We are starting the mass production of small spacecraft with the aim of bringing costs down to reasonable levels. Current target cost is 40,000 per kilo per orbital launch (2017 prices) based on currently available technology, existing products and manufacturing techniques.  We aim for an eventual launch rate of 50 per year from each base.  Obviously we are starting at a lower launch rate depending on your individual needs and do not expect to see the benefits of mass production for at least five years.

We hope to eventually make orbital launches of up to 500kg at a target cost of 250,000, based on the H2Leo study, again
based on currently available technology, existing products and manufacturing techniques.
H2Leo flyback capsule

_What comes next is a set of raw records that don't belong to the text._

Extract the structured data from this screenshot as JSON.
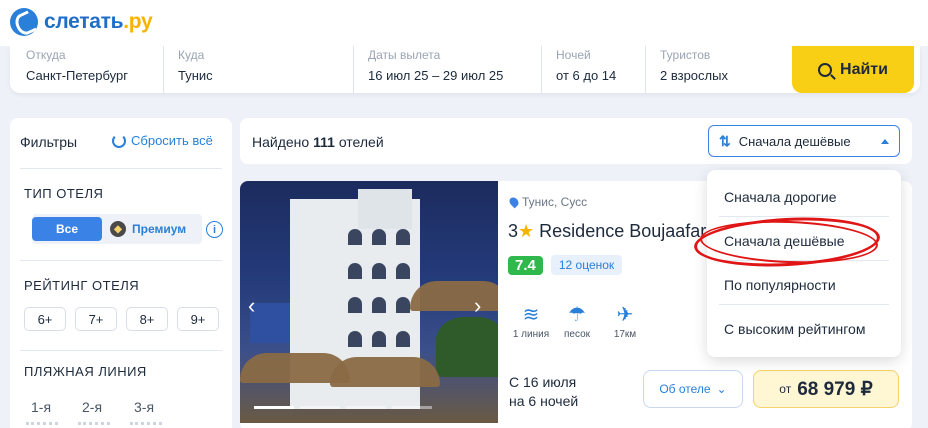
{
  "brand": {
    "name": "слетать",
    "suffix": ".ру"
  },
  "search": {
    "from": {
      "label": "Откуда",
      "value": "Санкт-Петербург"
    },
    "to": {
      "label": "Куда",
      "value": "Тунис"
    },
    "dates": {
      "label": "Даты вылета",
      "value": "16 июл 25 – 29 июл 25"
    },
    "nights": {
      "label": "Ночей",
      "value": "от 6 до 14"
    },
    "tourists": {
      "label": "Туристов",
      "value": "2 взрослых"
    },
    "find_label": "Найти"
  },
  "filters": {
    "title": "Фильтры",
    "reset_label": "Сбросить всё",
    "hotel_type": {
      "title": "ТИП ОТЕЛЯ",
      "all": "Все",
      "premium": "Премиум",
      "info": "i"
    },
    "rating": {
      "title": "РЕЙТИНГ ОТЕЛЯ",
      "options": [
        "6+",
        "7+",
        "8+",
        "9+"
      ]
    },
    "beach": {
      "title": "ПЛЯЖНАЯ ЛИНИЯ",
      "options": [
        "1-я",
        "2-я",
        "3-я"
      ]
    }
  },
  "results": {
    "found_prefix": "Найдено",
    "found_count": "111",
    "found_suffix": "отелей",
    "sort_current": "Сначала дешёвые"
  },
  "sort_menu": {
    "options": [
      "Сначала дорогие",
      "Сначала дешёвые",
      "По популярности",
      "С высоким рейтингом"
    ],
    "highlighted_index": 1
  },
  "hotel": {
    "location": "Тунис, Сусс",
    "stars": "3",
    "star_glyph": "★",
    "name": "Residence Boujaafar",
    "score": "7.4",
    "reviews": "12 оценок",
    "amenities": [
      {
        "icon": "beach-line-icon",
        "label": "1 линия"
      },
      {
        "icon": "sand-beach-icon",
        "label": "песок"
      },
      {
        "icon": "airport-distance-icon",
        "label": "17км"
      }
    ],
    "dates_line1": "С 16 июля",
    "dates_line2": "на 6 ночей",
    "about_label": "Об отеле",
    "price_from": "от",
    "price": "68 979 ₽",
    "photo_slides": 4,
    "photo_active_slide": 1
  },
  "colors": {
    "accent": "#3b82e6",
    "cta": "#f8cf14",
    "rating_good": "#2fb84c",
    "highlight_scribble": "#e01515"
  }
}
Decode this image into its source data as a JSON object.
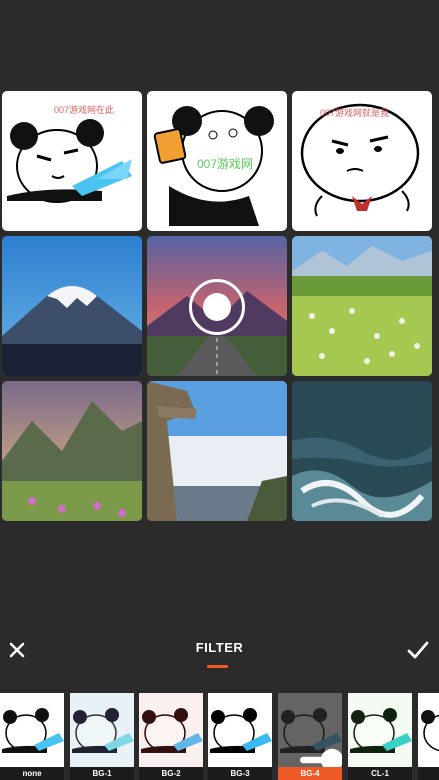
{
  "grid": {
    "meme1_text": "007游戏网在此",
    "meme2_text": "007游戏网",
    "meme3_text": "007游戏网就是我"
  },
  "toolbar": {
    "title": "FILTER",
    "close_icon": "close-icon",
    "apply_icon": "check-icon"
  },
  "filters": [
    {
      "label": "none"
    },
    {
      "label": "BG-1"
    },
    {
      "label": "BG-2"
    },
    {
      "label": "BG-3"
    },
    {
      "label": "BG-4",
      "selected": true
    },
    {
      "label": "CL-1"
    }
  ],
  "colors": {
    "accent": "#f05a28",
    "background": "#2b2b2b"
  }
}
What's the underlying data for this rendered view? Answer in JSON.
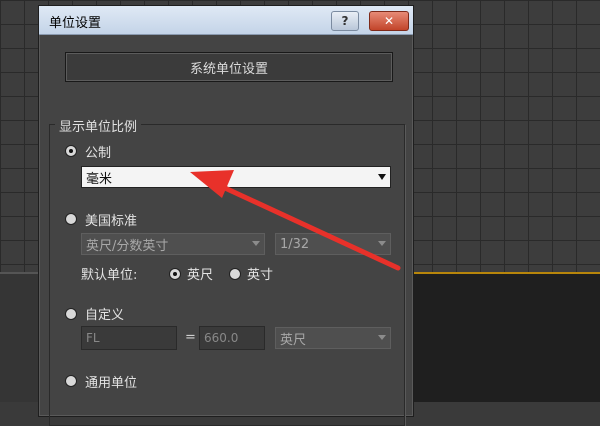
{
  "dialog": {
    "title": "单位设置",
    "help_label": "?",
    "close_label": "✕",
    "system_units_button": "系统单位设置",
    "display_scale": {
      "group_title": "显示单位比例",
      "metric": {
        "label": "公制",
        "selected": true,
        "unit_value": "毫米"
      },
      "us_standard": {
        "label": "美国标准",
        "unit_value": "英尺/分数英寸",
        "fraction_value": "1/32",
        "default_unit_label": "默认单位:",
        "feet_label": "英尺",
        "inches_label": "英寸"
      },
      "custom": {
        "label": "自定义",
        "name_value": "FL",
        "equals": "=",
        "amount_value": "660.0",
        "unit_value": "英尺"
      },
      "generic": {
        "label": "通用单位"
      }
    }
  },
  "colors": {
    "dialog_bg": "#444444",
    "annotation_arrow": "#e8312a"
  }
}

Our aim is to become a part of the mass colonisation space over the next 50 years.  Probability theory suggests that this may be all the time we have to get a mass of people into space 
(See Richard Gott III, New Scientist, 8 Sept 2007).

Currently only 100's of astronauts have entered space and most have returned safely.  Soon many more will follow through the activities of such companies as Virgin Galactic.  Our aim is to start the spread of humanity across the universe rather than simply visit as tourists.  Initially our aim is to test life support systems but eventually we intend to begin the terraforming of celestial bodies
to allow colonisation.

We are also aware that a mass- produced and low-cost system may be of enormous benefit in lifting low-value freight to orbit to service space stations and colonies on the Moon and Mars, as proposed by the American, Russian and Chinese governments.  This will be an early return for investors.

Once our principal business is established, we aim to re-invest profits in larger craft capable of assembling communities of around 70 people of all ages as colonists living on and inside asteroids.  These asteroids will then be used as self-propelling craft for interplanetary and interstellar travel.  Some of the most influential leaders of the space community's latest direction appears to agree with our aims (See Craig Covault, Aviation Week 18 Jan 2008).

Should you wish to become a founding volunteer and/or benefactor we shall be happy to hear from you.  How you will be involved in space travel will be explained once you have completed a confidentiality agreement which you must sign and return to us by post.


email  post@massterra.com
telephone 00 44 (0)20 3754 0153

massterra limited
company number 6274043
registered address  20 Widegate Street, London E1 7HP